### EXERCISE INPUT
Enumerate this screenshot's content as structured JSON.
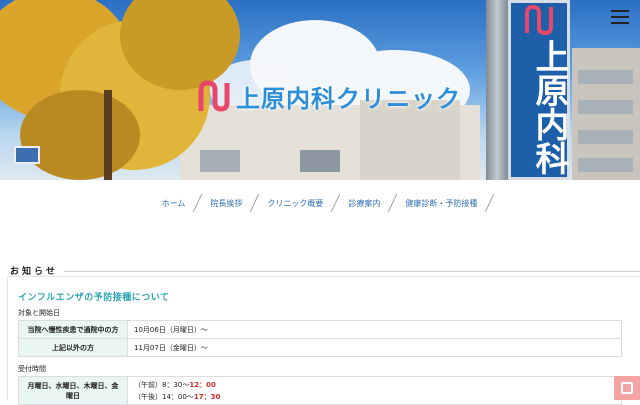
{
  "header": {
    "clinic_name": "上原内科クリニック",
    "sign_text": "上原内科",
    "menu_icon": "hamburger-icon"
  },
  "nav": {
    "items": [
      {
        "label": "ホーム"
      },
      {
        "label": "院長挨拶"
      },
      {
        "label": "クリニック概要"
      },
      {
        "label": "診療案内"
      },
      {
        "label": "健康診断・予防接種"
      }
    ]
  },
  "news": {
    "section_title": "お知らせ",
    "article_title": "インフルエンザの予防接種について",
    "targets_heading": "対象と開始日",
    "targets": [
      {
        "label": "当院へ慢性疾患で通院中の方",
        "value": "10月06日（月曜日）〜"
      },
      {
        "label": "上記以外の方",
        "value": "11月07日（金曜日）〜"
      }
    ],
    "hours_heading": "受付時間",
    "hours": {
      "label": "月曜日、水曜日、木曜日、金曜日",
      "am_prefix": "（午前）8：30〜",
      "am_end": "12：00",
      "pm_prefix": "（午後）14：00〜",
      "pm_end": "17：30"
    }
  },
  "colors": {
    "accent": "#2aa4b4",
    "nav_link": "#2f6fb4",
    "highlight": "#d62b2b",
    "table_header_bg": "#e9f6f3"
  }
}
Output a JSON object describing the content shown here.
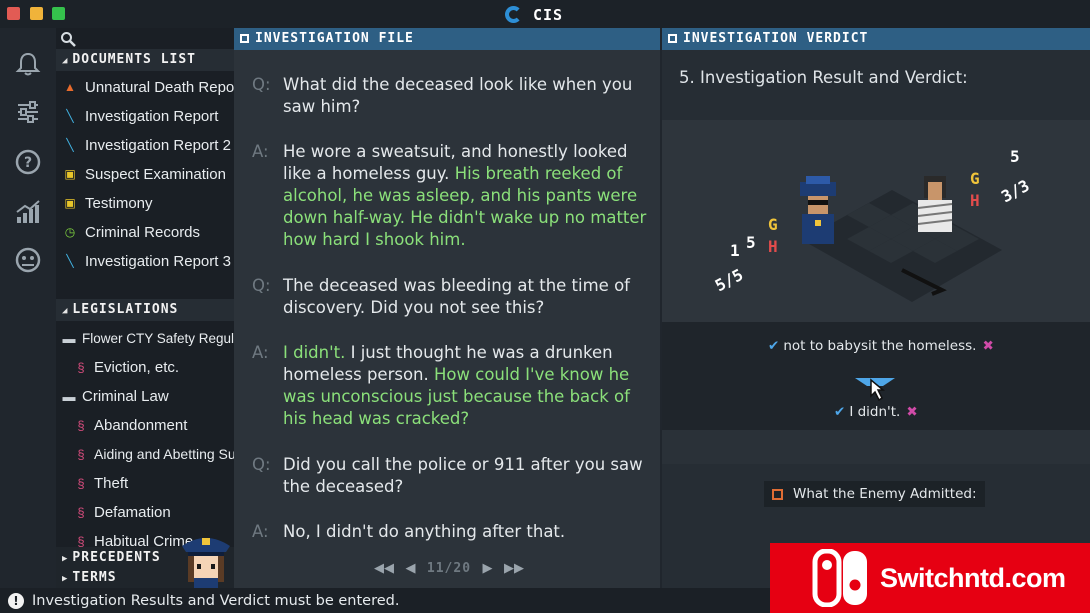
{
  "window": {
    "title": "CIS"
  },
  "nav": {
    "icons": [
      "bell-icon",
      "sliders-icon",
      "help-icon",
      "stats-icon",
      "settings-face-icon"
    ]
  },
  "documents": {
    "header": "DOCUMENTS LIST",
    "items": [
      {
        "label": "Unnatural Death Report",
        "icon": "cone-icon",
        "color": "#e86b2c"
      },
      {
        "label": "Investigation Report",
        "icon": "pen-icon",
        "color": "#42b6e6"
      },
      {
        "label": "Investigation Report 2",
        "icon": "pen-icon",
        "color": "#42b6e6"
      },
      {
        "label": "Suspect Examination",
        "icon": "badge-icon",
        "color": "#e7c52a"
      },
      {
        "label": "Testimony",
        "icon": "badge-icon",
        "color": "#e7c52a"
      },
      {
        "label": "Criminal Records",
        "icon": "clock-icon",
        "color": "#7fd33f"
      },
      {
        "label": "Investigation Report 3",
        "icon": "pen-icon",
        "color": "#42b6e6"
      }
    ]
  },
  "legislations": {
    "header": "LEGISLATIONS",
    "items": [
      {
        "label": "Flower CTY Safety Regulations",
        "type": "folder"
      },
      {
        "label": "Eviction, etc.",
        "type": "law"
      },
      {
        "label": "Criminal Law",
        "type": "folder"
      },
      {
        "label": "Abandonment",
        "type": "law"
      },
      {
        "label": "Aiding and Abetting Suicide",
        "type": "law"
      },
      {
        "label": "Theft",
        "type": "law"
      },
      {
        "label": "Defamation",
        "type": "law"
      },
      {
        "label": "Habitual Crime",
        "type": "law"
      }
    ]
  },
  "precedents": {
    "header": "PRECEDENTS"
  },
  "terms": {
    "header": "TERMS"
  },
  "file": {
    "header": "INVESTIGATION FILE",
    "entries": [
      {
        "label": "Q:",
        "text": "What did the deceased look like when you saw him?"
      },
      {
        "label": "A:",
        "text": "He wore a sweatsuit, and honestly looked like a homeless guy.",
        "highlight": "His breath reeked of alcohol, he was asleep, and his pants were down half-way. He didn't wake up no matter how hard I shook him."
      },
      {
        "label": "Q:",
        "text": "The deceased was bleeding at the time of discovery. Did you not see this?"
      },
      {
        "label": "A:",
        "highlight": "I didn't.",
        "text": "I just thought he was a drunken homeless person.",
        "highlight2": "How could I've know he was unconscious just because the back of his head was cracked?"
      },
      {
        "label": "Q:",
        "text": "Did you call the police or 911 after you saw the deceased?"
      },
      {
        "label": "A:",
        "highlight": "No, I didn't do anything after that."
      }
    ],
    "pager": "11/20"
  },
  "verdict": {
    "header": "INVESTIGATION VERDICT",
    "title": "5. Investigation Result and Verdict:",
    "scene": {
      "left_stats": [
        "1",
        "5",
        "G",
        "H",
        "5/5"
      ],
      "right_stats": [
        "5",
        "G",
        "3/3",
        "H"
      ]
    },
    "option1": "not to babysit the homeless.",
    "option2": "I didn't.",
    "enemy_label": "What the Enemy Admitted:"
  },
  "status": {
    "text": "Investigation Results and Verdict must be entered."
  },
  "watermark": {
    "text": "Switchntd.com"
  },
  "colors": {
    "accent_blue": "#2e5f84",
    "highlight_green": "#8be07a",
    "check_blue": "#4ea6e8",
    "cross_pink": "#d04ba8",
    "watermark_red": "#e60012"
  }
}
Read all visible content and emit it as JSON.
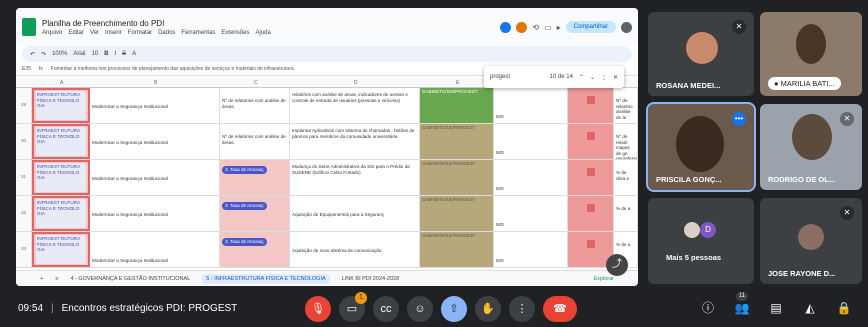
{
  "sheet": {
    "title": "Planilha de Preenchimento do PDI",
    "menu": [
      "Arquivo",
      "Editar",
      "Ver",
      "Inserir",
      "Formatar",
      "Dados",
      "Ferramentas",
      "Extensões",
      "Ajuda"
    ],
    "share_label": "Compartilhar",
    "toolbar": {
      "zoom": "100%",
      "font": "Arial",
      "font_size": "10"
    },
    "cell_ref": "E25",
    "formula": "Fomentar a melhoria nos processos de planejamento das aquisições de serviços e materiais de infraestrutura",
    "find": {
      "query": "progest",
      "count": "10 de 14"
    },
    "columns": [
      "A",
      "B",
      "C",
      "D",
      "E",
      "F",
      "G"
    ],
    "rows": [
      {
        "num": "29",
        "a": "INFRAEST RUTURA FÍSICA E TECNOLO GIA",
        "b": "Modernizar a Segurança Institucional",
        "c": "Nº de relatórios com análise de áreas.",
        "d": "relatórios com análise de áreas, indicadores de acesso e controle de entrada de usuários (pessoas e veículos)",
        "e": "GABINETE/SSI/PROGEST",
        "f": "500",
        "h": "Nº de relatório análise de ár"
      },
      {
        "num": "30",
        "a": "INFRAEST RUTURA FÍSICA E TECNOLO GIA",
        "b": "Modernizar a Segurança Institucional",
        "c": "Nº de relatórios com análise de áreas.",
        "d": "Implantar Aplicativos com sistema de chamadas - botões de pânicos para membros da comunidade universitária",
        "e": "GABINETE/SSI/PROGEST",
        "f": "500",
        "h": "Nº de relató mapas de ge georeferencia"
      },
      {
        "num": "31",
        "a": "INFRAEST RUTURA FÍSICA E TECNOLO GIA",
        "b": "Modernizar a Segurança Institucional",
        "c": "3. Taxa de renovaç",
        "d": "Mudança do Setor Administrativo da SSI para o Prédio da SUDENE (Edifício Celso Furtado)",
        "e": "GABINETE/SSI/PROGEST",
        "f": "500",
        "h": "% de obra e"
      },
      {
        "num": "32",
        "a": "INFRAEST RUTURA FÍSICA E TECNOLO GIA",
        "b": "Modernizar a Segurança Institucional",
        "c": "3. Taxa de renovaç",
        "d": "Aquisição de Equipamentos para a Seguranç",
        "e": "GABINETE/SSI/PROGEST",
        "f": "500",
        "h": "% de a"
      },
      {
        "num": "33",
        "a": "INFRAEST RUTURA FÍSICA E TECNOLO GIA",
        "b": "Modernizar a Segurança Institucional",
        "c": "3. Taxa de renovaç",
        "d": "Aquisição de novo sistema de comunicação",
        "e": "GABINETE/SSI/PROGEST",
        "f": "500",
        "h": "% de a"
      }
    ],
    "tabs": [
      "4 - GOVERNANÇA E GESTÃO INSTITUCIONAL",
      "5 - INFRAESTRUTURA FÍSICA E TECNOLOGIA",
      "LINK BI PDI 2024-2028"
    ],
    "explore": "Explorar"
  },
  "participants": [
    {
      "name": "ROSANA MEDEI...",
      "muted": true
    },
    {
      "name": "MARILIA BATI...",
      "muted": false
    },
    {
      "name": "PRISCILA GONÇ...",
      "muted": false,
      "speaking": true
    },
    {
      "name": "RODRIGO DE OL...",
      "muted": true
    },
    {
      "name": "Mais 5 pessoas",
      "initial": "D"
    },
    {
      "name": "JOSE RAYONE D...",
      "muted": true
    }
  ],
  "bar": {
    "time": "09:54",
    "meeting": "Encontros estratégicos PDI: PROGEST",
    "people_count": "11",
    "reactions_badge": "1"
  },
  "colors": {
    "accent": "#8ab4f8",
    "danger": "#ea4335",
    "speaking": "#8ab4f8"
  }
}
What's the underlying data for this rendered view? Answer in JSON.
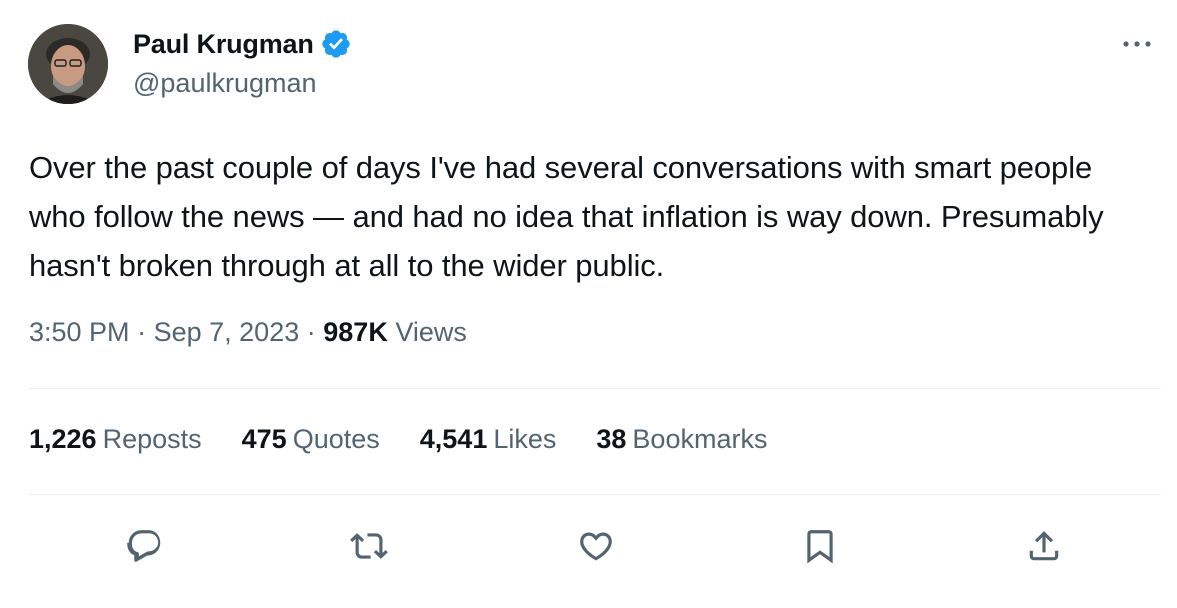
{
  "author": {
    "display_name": "Paul Krugman",
    "handle": "@paulkrugman",
    "verified": true
  },
  "tweet": {
    "text": "Over the past couple of days I've had several conversations with smart people who follow the news — and had no idea that inflation is way down. Presumably hasn't broken through at all to the wider public.",
    "time": "3:50 PM",
    "separator": "·",
    "date": "Sep 7, 2023",
    "views_count": "987K",
    "views_label": "Views"
  },
  "stats": {
    "reposts": {
      "count": "1,226",
      "label": "Reposts"
    },
    "quotes": {
      "count": "475",
      "label": "Quotes"
    },
    "likes": {
      "count": "4,541",
      "label": "Likes"
    },
    "bookmarks": {
      "count": "38",
      "label": "Bookmarks"
    }
  },
  "icons": {
    "more": "more-horizontal-icon",
    "reply": "reply-icon",
    "repost": "repost-icon",
    "like": "heart-icon",
    "bookmark": "bookmark-icon",
    "share": "share-icon",
    "verified": "verified-badge-icon"
  },
  "colors": {
    "text_primary": "#0f1419",
    "text_secondary": "#536471",
    "verified_blue": "#1d9bf0",
    "divider": "#eff3f4"
  }
}
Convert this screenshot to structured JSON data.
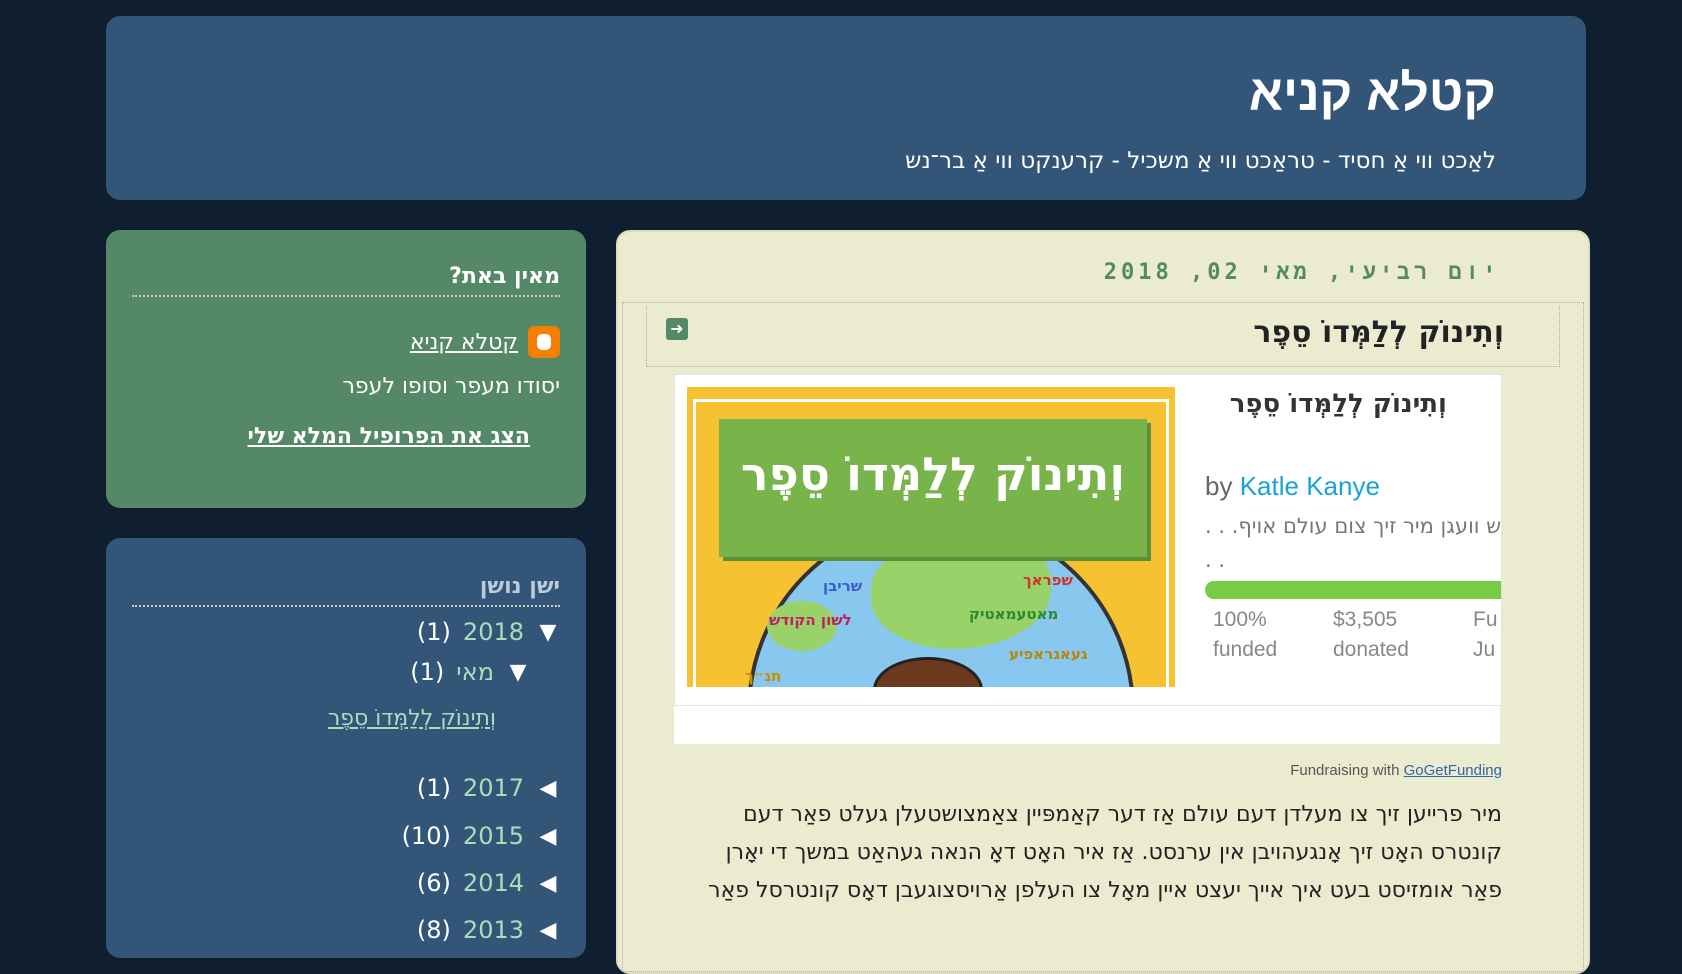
{
  "header": {
    "title": "קטלא קניא",
    "description": "לאַכט ווי אַ חסיד - טראַכט ווי אַ משכיל - קרענקט ווי אַ בר־נש"
  },
  "profile": {
    "title": "מאין באת?",
    "name": "קטלא קניא",
    "about": "יסודו מעפר וסופו לעפר",
    "full_profile_link": "הצג את הפרופיל המלא שלי"
  },
  "archive": {
    "title": "ישן נושן",
    "years": [
      {
        "label": "2018",
        "count": "(1)",
        "expanded": true
      },
      {
        "label": "2017",
        "count": "(1)",
        "expanded": false
      },
      {
        "label": "2015",
        "count": "(10)",
        "expanded": false
      },
      {
        "label": "2014",
        "count": "(6)",
        "expanded": false
      },
      {
        "label": "2013",
        "count": "(8)",
        "expanded": false
      }
    ],
    "month": {
      "label": "מאי",
      "count": "(1)"
    },
    "post": "וְתִינוֹק לְלַמְּדוֹ סֵפֶר"
  },
  "post": {
    "date": "יום רביעי, מאי 02, 2018",
    "title": "וְתִינוֹק לְלַמְּדוֹ סֵפֶר",
    "embed": {
      "title": "וְתִינוֹק לְלַמְּדוֹ סֵפֶר",
      "image_text": "וְתִינוֹק לְלַמְּדוֹ סֵפֶר",
      "globe_labels": [
        "שריבן",
        "שפראך",
        "לשון הקודש",
        "מאטעמאטיק",
        "געאגראפיע",
        "תנ״ך"
      ],
      "by": "by",
      "author": "Katle Kanye",
      "desc": "הל הקודש וועגן מיר זיך צום עולם אויף. . . . .",
      "progress": 1.0,
      "stats": [
        {
          "value": "100%",
          "label": "funded"
        },
        {
          "value": "$3,505",
          "label": "donated"
        },
        {
          "value": "Fu",
          "label": "Ju"
        }
      ]
    },
    "fundraising_prefix": "Fundraising with",
    "fundraising_link": "GoGetFunding",
    "body": [
      "מיר פרייען זיך צו מעלדן דעם עולם אַז דער קאַמפּיין צאַמצושטעלן געלט פאַר דעם",
      "קונטרס האָט זיך אָנגעהויבן אין ערנסט. אַז איר האָט דאָ הנאה געהאַט במשך די יאָרן",
      "פאַר אומזיסט בעט איך אייך יעצט איין מאָל צו העלפן אַרויסצוגעבן דאָס קונטרסל פאַר"
    ]
  },
  "colors": {
    "page_bg": "#0f1f30",
    "header_bg": "#335577",
    "profile_bg": "#558866",
    "main_bg": "#ebebd0",
    "link_green": "#aaddbb",
    "accent_green": "#77cc44"
  }
}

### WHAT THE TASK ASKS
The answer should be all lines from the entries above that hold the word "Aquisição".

### ANSWER TO THE PROBLEM
        "d": "Aquisição de Equipamentos para a Seguranç",
        "d": "Aquisição de novo sistema de comunicação",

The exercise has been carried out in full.